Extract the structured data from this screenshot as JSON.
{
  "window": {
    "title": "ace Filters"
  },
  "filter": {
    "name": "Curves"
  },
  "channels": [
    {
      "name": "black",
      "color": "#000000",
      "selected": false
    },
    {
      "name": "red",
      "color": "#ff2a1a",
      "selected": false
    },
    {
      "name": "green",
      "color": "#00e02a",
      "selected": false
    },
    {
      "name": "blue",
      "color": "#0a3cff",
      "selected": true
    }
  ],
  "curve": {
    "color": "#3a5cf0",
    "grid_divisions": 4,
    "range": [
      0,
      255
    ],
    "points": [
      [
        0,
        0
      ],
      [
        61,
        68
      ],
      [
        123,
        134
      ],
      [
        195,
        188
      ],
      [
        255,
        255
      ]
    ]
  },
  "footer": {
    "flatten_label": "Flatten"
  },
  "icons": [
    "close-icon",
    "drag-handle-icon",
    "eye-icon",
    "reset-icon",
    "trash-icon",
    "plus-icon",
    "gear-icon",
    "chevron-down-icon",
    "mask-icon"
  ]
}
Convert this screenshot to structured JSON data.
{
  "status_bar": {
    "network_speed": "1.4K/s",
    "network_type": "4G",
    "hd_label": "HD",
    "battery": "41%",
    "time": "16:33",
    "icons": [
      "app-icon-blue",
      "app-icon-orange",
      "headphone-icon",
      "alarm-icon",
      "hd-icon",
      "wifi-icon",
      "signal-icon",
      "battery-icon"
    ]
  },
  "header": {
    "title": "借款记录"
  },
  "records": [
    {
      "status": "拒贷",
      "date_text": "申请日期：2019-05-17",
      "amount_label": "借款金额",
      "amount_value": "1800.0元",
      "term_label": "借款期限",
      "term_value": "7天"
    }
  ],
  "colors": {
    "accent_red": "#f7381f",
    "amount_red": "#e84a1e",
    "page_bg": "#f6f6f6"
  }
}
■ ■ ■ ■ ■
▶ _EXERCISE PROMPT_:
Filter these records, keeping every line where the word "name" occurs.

▶ _OUTPUT_:
    "name": "Curves"
      "name": "black",
      "name": "red",
      "name": "green",
      "name": "blue",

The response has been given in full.